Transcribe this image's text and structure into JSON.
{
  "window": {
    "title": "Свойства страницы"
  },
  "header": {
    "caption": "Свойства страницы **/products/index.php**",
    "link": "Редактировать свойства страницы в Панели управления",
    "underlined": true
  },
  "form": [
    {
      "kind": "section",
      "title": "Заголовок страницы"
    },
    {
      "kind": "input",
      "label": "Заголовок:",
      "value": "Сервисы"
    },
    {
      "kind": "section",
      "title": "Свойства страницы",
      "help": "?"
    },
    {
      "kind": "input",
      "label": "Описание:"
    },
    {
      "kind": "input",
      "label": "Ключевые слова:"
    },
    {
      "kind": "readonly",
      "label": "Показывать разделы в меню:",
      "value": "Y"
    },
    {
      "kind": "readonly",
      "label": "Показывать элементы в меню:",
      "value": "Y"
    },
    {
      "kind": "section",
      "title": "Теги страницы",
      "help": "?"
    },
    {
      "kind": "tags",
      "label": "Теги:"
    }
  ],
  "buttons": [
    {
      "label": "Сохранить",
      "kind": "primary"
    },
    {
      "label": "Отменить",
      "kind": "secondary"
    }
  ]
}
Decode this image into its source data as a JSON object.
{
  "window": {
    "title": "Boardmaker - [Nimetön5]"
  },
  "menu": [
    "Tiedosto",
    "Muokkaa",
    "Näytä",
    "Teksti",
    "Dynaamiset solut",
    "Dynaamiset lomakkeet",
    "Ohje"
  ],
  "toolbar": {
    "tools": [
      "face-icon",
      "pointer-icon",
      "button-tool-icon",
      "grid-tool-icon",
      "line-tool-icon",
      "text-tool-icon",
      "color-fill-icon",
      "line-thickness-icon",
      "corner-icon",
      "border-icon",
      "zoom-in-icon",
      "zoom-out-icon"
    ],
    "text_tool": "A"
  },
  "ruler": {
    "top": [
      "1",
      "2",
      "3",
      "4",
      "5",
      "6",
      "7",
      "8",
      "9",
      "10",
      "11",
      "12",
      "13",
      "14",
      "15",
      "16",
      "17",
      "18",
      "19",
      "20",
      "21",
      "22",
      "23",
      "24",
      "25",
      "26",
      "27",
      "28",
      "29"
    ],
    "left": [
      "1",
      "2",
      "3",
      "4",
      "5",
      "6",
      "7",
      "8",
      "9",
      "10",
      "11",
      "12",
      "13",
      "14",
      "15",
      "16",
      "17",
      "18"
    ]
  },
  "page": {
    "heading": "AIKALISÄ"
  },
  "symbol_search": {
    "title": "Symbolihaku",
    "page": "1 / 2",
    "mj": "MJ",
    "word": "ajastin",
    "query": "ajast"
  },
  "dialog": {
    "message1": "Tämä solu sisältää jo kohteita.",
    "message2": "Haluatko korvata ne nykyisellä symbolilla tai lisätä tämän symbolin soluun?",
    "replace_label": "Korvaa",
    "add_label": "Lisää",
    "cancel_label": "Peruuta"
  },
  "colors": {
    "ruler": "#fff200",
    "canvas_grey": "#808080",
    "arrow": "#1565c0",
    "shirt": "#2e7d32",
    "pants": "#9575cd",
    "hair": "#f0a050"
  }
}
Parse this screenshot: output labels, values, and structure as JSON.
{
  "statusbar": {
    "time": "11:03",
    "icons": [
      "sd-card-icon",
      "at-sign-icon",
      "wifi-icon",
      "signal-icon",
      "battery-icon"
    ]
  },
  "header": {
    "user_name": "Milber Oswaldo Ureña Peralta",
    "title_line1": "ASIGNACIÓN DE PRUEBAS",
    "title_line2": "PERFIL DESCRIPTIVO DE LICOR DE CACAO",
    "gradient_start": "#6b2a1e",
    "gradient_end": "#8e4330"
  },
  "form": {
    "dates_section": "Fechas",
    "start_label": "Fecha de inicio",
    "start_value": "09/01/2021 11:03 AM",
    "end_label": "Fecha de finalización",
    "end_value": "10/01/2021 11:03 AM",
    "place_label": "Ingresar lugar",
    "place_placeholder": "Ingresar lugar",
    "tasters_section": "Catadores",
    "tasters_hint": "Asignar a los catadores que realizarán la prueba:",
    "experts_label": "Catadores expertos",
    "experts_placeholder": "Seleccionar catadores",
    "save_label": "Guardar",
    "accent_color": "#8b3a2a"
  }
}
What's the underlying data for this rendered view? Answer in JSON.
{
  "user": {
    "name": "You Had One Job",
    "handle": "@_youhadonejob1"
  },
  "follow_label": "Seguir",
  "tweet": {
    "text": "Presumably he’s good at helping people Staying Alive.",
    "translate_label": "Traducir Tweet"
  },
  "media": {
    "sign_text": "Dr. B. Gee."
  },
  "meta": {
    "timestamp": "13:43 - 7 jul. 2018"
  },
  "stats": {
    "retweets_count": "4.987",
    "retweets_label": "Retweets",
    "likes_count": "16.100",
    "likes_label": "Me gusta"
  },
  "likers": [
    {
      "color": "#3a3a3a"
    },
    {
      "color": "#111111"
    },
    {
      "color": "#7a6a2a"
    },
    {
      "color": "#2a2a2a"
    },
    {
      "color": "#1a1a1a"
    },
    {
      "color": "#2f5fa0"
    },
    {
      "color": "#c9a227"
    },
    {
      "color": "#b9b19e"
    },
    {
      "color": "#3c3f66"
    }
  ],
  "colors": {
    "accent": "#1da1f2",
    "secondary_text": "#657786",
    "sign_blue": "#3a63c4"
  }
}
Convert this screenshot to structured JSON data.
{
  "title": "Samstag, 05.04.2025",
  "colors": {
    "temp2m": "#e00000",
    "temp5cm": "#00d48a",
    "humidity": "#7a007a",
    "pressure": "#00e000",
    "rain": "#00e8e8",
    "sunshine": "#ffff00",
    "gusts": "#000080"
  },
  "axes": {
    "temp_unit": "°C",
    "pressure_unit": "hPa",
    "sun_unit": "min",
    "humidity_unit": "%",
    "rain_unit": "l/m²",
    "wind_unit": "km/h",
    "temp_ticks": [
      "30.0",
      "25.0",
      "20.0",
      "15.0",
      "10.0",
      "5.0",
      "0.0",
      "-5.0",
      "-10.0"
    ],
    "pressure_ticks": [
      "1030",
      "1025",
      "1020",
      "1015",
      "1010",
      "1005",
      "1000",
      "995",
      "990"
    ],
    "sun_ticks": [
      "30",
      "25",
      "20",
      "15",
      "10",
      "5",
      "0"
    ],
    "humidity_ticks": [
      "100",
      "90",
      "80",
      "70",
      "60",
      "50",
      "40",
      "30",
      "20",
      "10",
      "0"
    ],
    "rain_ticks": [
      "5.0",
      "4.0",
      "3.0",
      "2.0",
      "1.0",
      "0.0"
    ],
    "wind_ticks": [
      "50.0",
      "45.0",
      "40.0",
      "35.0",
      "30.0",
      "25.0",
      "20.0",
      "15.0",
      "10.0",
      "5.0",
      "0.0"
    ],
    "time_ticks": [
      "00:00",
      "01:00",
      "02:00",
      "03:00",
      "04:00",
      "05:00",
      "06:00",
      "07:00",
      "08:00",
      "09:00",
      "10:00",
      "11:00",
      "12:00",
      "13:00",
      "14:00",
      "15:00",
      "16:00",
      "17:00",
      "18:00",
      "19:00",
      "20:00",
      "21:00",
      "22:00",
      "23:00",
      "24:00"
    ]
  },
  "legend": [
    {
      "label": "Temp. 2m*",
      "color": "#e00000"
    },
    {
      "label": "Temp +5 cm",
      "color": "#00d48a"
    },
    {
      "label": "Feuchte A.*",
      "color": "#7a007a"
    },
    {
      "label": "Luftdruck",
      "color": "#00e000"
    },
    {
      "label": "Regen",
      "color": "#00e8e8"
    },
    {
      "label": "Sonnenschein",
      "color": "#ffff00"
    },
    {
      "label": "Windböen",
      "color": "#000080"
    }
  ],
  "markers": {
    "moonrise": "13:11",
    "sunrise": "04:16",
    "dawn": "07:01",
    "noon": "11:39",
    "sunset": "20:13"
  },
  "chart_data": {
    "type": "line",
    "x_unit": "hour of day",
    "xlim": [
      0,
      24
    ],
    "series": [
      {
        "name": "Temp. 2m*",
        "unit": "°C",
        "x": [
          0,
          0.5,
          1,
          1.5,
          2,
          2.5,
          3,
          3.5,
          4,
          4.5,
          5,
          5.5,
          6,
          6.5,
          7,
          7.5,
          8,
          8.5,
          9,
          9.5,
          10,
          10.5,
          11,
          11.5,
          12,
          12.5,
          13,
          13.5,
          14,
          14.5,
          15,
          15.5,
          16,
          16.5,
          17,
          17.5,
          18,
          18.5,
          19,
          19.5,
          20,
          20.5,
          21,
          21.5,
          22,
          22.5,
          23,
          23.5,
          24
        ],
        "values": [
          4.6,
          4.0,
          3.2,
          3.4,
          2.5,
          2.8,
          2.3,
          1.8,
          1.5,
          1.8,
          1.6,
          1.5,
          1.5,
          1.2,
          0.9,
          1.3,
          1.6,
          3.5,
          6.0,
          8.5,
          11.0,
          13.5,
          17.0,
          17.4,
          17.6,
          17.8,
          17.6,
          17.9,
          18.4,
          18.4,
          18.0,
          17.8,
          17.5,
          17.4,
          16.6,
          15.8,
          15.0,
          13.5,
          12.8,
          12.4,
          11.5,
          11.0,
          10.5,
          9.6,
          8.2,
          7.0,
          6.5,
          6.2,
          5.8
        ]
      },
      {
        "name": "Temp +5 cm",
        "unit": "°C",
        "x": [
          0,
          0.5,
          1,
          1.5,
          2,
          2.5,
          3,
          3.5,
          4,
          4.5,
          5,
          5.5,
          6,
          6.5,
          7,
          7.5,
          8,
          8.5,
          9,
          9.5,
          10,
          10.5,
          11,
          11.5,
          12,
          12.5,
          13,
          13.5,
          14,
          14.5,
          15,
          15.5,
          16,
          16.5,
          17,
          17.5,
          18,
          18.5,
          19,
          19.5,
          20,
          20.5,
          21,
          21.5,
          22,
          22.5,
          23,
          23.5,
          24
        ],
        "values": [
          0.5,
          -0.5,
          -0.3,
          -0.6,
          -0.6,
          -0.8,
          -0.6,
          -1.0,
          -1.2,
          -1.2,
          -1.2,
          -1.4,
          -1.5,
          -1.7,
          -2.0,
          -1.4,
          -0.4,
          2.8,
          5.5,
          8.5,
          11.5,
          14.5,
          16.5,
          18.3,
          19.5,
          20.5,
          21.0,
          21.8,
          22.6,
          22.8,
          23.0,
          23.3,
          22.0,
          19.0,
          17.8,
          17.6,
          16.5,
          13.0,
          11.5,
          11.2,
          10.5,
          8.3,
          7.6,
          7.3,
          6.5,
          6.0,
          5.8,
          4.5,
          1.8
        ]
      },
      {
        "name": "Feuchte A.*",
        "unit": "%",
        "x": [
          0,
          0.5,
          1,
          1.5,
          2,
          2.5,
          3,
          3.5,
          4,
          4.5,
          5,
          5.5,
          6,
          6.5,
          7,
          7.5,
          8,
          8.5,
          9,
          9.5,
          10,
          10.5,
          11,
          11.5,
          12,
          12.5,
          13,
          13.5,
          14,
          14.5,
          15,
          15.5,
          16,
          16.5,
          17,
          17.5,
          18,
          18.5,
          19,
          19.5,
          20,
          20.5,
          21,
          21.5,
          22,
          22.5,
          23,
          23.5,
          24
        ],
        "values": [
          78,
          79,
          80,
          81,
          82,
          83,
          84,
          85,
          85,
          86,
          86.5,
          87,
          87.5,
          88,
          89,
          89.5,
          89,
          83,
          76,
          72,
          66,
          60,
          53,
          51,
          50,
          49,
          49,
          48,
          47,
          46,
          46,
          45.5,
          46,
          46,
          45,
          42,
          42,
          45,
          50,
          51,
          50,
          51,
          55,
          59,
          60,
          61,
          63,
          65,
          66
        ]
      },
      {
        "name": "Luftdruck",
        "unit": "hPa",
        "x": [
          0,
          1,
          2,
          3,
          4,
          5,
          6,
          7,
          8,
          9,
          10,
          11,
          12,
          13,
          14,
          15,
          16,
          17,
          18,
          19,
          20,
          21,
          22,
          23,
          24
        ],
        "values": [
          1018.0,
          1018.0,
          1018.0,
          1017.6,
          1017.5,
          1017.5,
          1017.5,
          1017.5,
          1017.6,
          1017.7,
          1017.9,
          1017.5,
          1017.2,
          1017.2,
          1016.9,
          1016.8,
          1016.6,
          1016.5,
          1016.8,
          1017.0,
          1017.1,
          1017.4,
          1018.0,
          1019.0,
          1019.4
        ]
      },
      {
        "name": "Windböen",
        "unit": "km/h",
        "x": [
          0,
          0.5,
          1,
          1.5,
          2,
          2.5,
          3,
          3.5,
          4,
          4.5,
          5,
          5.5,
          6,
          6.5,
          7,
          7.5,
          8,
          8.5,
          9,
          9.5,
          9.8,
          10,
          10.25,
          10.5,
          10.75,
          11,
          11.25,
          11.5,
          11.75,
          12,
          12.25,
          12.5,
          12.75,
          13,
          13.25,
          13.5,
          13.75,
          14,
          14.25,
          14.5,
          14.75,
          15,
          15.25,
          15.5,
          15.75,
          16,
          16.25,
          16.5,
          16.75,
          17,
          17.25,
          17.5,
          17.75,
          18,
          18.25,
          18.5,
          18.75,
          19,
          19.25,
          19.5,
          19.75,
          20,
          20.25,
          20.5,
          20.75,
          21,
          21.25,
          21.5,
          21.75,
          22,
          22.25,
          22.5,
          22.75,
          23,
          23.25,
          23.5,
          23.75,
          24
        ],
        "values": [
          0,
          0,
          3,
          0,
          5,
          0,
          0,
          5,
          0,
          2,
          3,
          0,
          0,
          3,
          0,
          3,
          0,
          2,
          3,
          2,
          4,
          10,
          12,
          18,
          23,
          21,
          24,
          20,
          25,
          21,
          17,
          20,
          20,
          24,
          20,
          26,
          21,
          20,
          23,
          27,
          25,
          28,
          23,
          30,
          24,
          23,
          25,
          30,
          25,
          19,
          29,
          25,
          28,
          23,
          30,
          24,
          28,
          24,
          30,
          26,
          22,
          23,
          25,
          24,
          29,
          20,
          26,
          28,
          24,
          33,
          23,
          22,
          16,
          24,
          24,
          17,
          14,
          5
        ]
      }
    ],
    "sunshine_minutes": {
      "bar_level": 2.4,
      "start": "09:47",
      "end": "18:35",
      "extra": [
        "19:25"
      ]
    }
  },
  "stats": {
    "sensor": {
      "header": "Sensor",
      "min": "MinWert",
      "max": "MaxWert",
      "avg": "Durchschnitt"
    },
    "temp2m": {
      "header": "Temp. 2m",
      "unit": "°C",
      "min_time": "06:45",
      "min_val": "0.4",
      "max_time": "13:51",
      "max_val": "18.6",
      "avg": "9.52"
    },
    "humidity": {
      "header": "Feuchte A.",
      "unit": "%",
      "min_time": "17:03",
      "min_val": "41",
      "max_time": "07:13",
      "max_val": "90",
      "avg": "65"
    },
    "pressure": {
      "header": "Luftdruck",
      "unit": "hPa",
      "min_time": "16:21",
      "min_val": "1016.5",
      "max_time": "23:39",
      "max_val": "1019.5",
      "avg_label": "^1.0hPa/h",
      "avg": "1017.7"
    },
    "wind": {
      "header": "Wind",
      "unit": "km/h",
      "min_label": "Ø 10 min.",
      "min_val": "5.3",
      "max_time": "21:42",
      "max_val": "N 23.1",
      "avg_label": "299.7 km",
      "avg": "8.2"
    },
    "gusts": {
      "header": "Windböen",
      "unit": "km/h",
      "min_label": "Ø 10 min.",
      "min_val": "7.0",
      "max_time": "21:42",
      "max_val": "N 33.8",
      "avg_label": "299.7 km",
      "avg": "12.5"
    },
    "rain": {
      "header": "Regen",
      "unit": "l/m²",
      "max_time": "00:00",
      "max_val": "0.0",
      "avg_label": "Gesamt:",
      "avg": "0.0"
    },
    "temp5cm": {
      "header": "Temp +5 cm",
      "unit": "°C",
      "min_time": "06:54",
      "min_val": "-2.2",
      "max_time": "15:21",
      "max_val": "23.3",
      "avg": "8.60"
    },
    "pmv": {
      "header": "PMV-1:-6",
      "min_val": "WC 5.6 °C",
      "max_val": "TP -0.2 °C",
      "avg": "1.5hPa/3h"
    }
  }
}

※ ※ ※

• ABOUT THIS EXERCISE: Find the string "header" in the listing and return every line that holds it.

• EXERCISE SOLUTION:
  "header": {
  "header": {
      "header": "Sensor",
      "header": "Temp. 2m",
      "header": "Feuchte A.",
      "header": "Luftdruck",
      "header": "Wind",
      "header": "Windböen",
      "header": "Regen",
      "header": "Temp +5 cm",
      "header": "PMV-1:-6",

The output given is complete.